A lively new topic amongst technicians in our trade has popped up over President Obama’s moves to apparently move vehicle emission standards emphasis from the Federal to the State level.
Most everyone agrees that emission controls are necessary. Having different configurations based on a vehicle’s original state of purchase will be hard on manufacturers and owners alike.
This topic reminds me of this story:
One morning on my drive to work I stopped within a block of a gas station. I was slapped in the face with a strong smell of raw fuel vapors. As I got closer to the station I could see that there was a tanker truck filling the station’s in-ground fuel tanks. The vapors were so strong that I seriously hoped no-body that smoked would get as close to that station as I was. I have a healthy fear of fuel from years of experience with it.
As it happens, when I got to work, Scott, a professional engineer, was in to have his Mini serviced. Scott regularly works with the fuel refineries in the valley. I relayed the fuel station story to Scott to get his opinion on the matter.
My beef was with the double-standard that I apparently tripped over. Modern passenger vehicles have expensive and sophisticated emission controls to strictly ensure your vehicle emits little to no raw-fuel vapors into the atmosphere. The reason is simple – raw fuel is essentially unchecked hydrocarbons – a controlled emission responsible for smog and ozone pollution.
Fuel vapor controls (more commonly known as evaporative controls) on vehicles typically cost hundreds to diagnose and repair.
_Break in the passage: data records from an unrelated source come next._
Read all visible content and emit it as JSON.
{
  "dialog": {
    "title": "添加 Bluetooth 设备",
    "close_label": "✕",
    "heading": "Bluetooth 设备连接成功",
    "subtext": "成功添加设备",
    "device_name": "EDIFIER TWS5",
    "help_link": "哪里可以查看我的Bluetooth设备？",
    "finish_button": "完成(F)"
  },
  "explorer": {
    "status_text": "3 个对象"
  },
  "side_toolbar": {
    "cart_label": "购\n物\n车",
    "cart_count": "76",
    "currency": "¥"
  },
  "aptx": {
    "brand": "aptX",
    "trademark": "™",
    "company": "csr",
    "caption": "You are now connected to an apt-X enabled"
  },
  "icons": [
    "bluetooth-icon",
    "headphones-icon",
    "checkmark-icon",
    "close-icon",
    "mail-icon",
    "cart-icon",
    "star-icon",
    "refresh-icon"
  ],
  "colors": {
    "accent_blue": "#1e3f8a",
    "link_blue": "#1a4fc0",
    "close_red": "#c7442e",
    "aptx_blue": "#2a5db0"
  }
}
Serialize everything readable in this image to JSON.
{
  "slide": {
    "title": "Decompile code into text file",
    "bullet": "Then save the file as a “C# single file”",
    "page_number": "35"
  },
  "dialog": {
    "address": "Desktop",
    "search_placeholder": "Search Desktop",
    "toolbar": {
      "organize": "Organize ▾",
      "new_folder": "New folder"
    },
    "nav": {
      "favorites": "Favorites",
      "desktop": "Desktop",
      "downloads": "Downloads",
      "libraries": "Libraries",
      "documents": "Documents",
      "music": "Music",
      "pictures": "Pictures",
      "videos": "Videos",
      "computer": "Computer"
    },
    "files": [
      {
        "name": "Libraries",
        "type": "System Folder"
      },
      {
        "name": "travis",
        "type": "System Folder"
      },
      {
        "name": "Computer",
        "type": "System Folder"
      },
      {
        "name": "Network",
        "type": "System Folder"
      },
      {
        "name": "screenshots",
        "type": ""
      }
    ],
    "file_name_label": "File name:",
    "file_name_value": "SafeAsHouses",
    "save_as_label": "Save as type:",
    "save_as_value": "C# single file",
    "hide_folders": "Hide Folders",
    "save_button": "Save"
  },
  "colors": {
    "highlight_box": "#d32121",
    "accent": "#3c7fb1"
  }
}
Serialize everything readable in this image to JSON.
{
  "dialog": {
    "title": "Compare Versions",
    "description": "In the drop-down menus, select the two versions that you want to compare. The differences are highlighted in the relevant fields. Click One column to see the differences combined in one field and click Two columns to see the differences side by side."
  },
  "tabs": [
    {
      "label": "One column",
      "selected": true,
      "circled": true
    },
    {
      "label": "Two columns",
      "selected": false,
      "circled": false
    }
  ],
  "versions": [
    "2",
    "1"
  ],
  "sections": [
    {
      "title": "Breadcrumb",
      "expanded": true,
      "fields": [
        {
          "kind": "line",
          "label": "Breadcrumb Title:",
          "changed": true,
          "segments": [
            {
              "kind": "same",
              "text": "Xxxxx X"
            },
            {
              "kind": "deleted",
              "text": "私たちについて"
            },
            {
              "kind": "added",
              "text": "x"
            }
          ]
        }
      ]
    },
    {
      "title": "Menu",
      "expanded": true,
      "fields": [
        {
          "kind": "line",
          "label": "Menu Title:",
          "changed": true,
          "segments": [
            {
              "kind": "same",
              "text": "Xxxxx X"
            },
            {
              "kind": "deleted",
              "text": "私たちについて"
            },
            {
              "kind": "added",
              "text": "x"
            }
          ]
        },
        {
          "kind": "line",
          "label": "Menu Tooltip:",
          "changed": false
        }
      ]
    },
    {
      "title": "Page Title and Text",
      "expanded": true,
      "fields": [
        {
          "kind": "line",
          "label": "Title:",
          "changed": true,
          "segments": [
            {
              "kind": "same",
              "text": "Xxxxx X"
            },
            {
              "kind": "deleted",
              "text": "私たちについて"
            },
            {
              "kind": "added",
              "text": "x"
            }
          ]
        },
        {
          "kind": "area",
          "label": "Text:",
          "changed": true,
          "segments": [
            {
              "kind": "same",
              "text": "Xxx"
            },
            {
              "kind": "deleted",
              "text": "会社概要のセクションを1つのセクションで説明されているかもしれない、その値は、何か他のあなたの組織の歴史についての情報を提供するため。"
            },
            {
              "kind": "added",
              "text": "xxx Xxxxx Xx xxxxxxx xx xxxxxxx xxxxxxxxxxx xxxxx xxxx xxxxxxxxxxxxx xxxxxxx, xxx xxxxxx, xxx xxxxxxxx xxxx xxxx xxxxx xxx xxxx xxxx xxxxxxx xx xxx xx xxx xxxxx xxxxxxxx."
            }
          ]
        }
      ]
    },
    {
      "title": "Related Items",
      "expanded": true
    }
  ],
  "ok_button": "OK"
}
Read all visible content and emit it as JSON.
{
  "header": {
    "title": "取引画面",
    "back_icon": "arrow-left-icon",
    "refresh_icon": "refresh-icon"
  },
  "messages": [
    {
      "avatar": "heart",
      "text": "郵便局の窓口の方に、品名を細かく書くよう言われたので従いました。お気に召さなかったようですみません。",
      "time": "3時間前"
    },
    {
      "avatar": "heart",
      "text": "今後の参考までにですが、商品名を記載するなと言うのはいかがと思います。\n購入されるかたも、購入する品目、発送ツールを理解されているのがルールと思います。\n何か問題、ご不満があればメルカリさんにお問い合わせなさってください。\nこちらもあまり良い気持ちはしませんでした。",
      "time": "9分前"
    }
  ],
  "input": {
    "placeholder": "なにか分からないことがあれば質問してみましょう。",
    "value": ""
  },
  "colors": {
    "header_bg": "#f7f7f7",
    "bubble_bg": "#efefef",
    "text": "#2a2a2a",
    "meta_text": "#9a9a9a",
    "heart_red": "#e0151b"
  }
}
A modern vehicle with a leak as small as a pin-prick with cause its check-engine light to come on. We service these systems regularly at Integrity First Automotive.
My question to Scott was why would the State allow this fuel-station filling process to emit such huge quantities of fuel vapors when vehicle owners are so tightly regulated. This one gas-station filling incident probably let more raw fuel vapors into Utah’s atmosphere than thousands, possibly tens-of-thousands of Utah motorist do in a year.
Scott wasn’t moved. He knew of a much worse pollutant: the burn-off stacks in Utah’s refineries. (You’ve probably seen one in the Woods-Cross area as you’ve driven I-15 just north of downtown Salt Lake City.) According to Scott these stacks burn unrefined materials and do not have any emission controls. As a result they produce large quantities of pollution.
I’m not the engineer Scott is but I have to wonder about the priorities of law-makers and regulators that allow this inconsistency to exist. Scott was quick to point out that California has stricter legislation for these ‘industrial’ polluters.
Obama’s changes in Washington threaten to make vehicle production and ownership a much more costly experience for vehicle owners. I feel most vehicle owners want to be responsible citizens who don’t pollute unnecessary.
What I’d like to see from legislators is a ‘open book’ profile of the different sources of pollution and where passenger vehicles are on the scale. Hopefully then everyone can see sensible solutions. Certainly controlling fuel vapors at Utah gas stations during tank-filling should be on that list!